He then approached James Murray , who accepted the post of editor. In the late s, Furnivall and Murray met with several publishers about publishing the dictionary. In , Oxford University Press agreed with Murray to proceed with the massive project; the agreement was formalized the following year.

It was another 50 years before the entire dictionary was complete. Late in his editorship, Murray learned that a prolific reader named W. Minor was a criminal lunatic. Minor invented his own quotation-tracking system, allowing him to submit slips on specific words in response to editors' requests. Oxford editors[ edit ] James Murray in the Scriptorium at Banbury Road During the s, the Philological Society was concerned with the process of publishing a dictionary with such an immense scope.

The OUP finally agreed in after two years of negotiating by Sweet, Furnivall, and Murray to publish the dictionary and to pay Murray, who was both the editor and the Philological Society president. The dictionary was to be published as interval fascicles, with the final form in four volumes, totalling 6, pages.

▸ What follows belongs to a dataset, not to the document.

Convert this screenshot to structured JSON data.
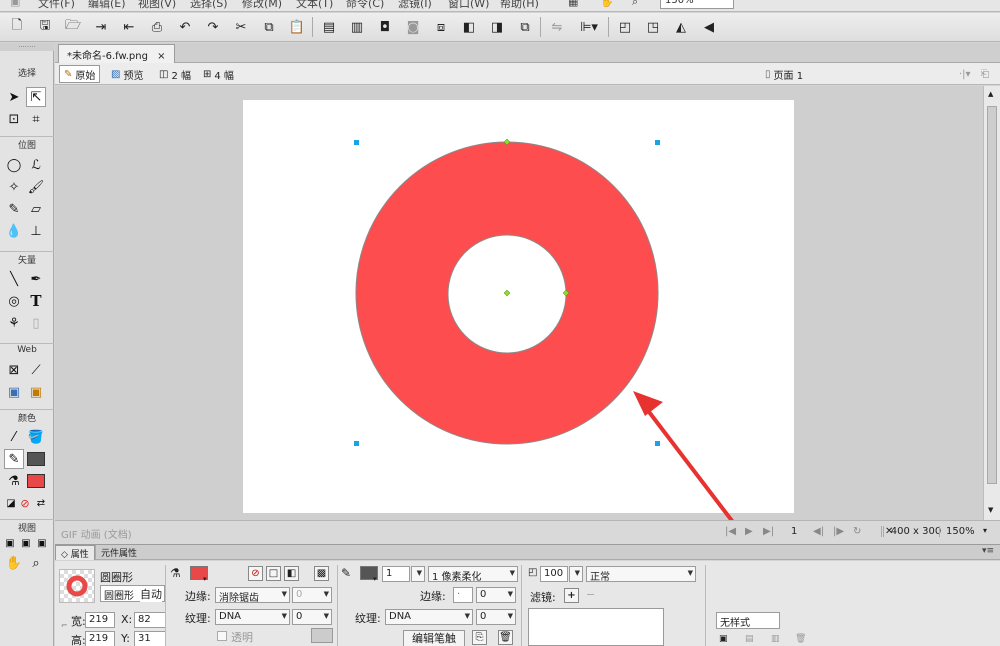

They hoped to finish the project in ten years. For instance, there were ten times as many quotations for abusion as for abuse. Accordingly, new assistants were hired and two new demands were made on Murray. Murray had his Scriptorium re-erected on his new property. Murray did not want to share the work, feeling that he would accelerate his work pace with experience. In , Bradley moved to Oxford University.

Newspapers reported the harassment, particularly the Saturday Review , and public opinion backed the editors.

If the editors felt that the dictionary would have to grow larger, it would; it was an important work, and worth the time and money to properly finish. Neither Murray nor Bradley lived to see it. By then, two additional editors had been promoted from assistant work to independent work, continuing without much trouble.

At this point, it was decided to publish the work in smaller and more frequent instalments; once every three months beginning in there would be a fascicle of 64 pages, priced at 2s 6d.

If enough material was ready, or even pages would be published together. This pace was maintained until World War I forced reductions in staff.

Oxford English Dictionary Books

It then appeared only on the outer covers of the fascicles; the original title was still the official one and was used everywhere else. George Eliot Mary Ann Evans is the most-quoted female writer.Published in: Oxford English Dictionary Online.

Retrieved 28 July Murray had his Scriptorium re-erected on his new property. Minor's madness had its origin in sexual yearnings for nubile Lankan beauties cavorting on the beaches of Ceylon, and that these desires could only be put down when his missionary parents sent him to chilly puritan New Haven and Yale.

Please help improve this section by adding citations to reliable sources. I have changed the rating to 4 stars, because there is still some trouble getting the app to restore downloads on additional devices. Los Angeles Times. Retrieved 18 March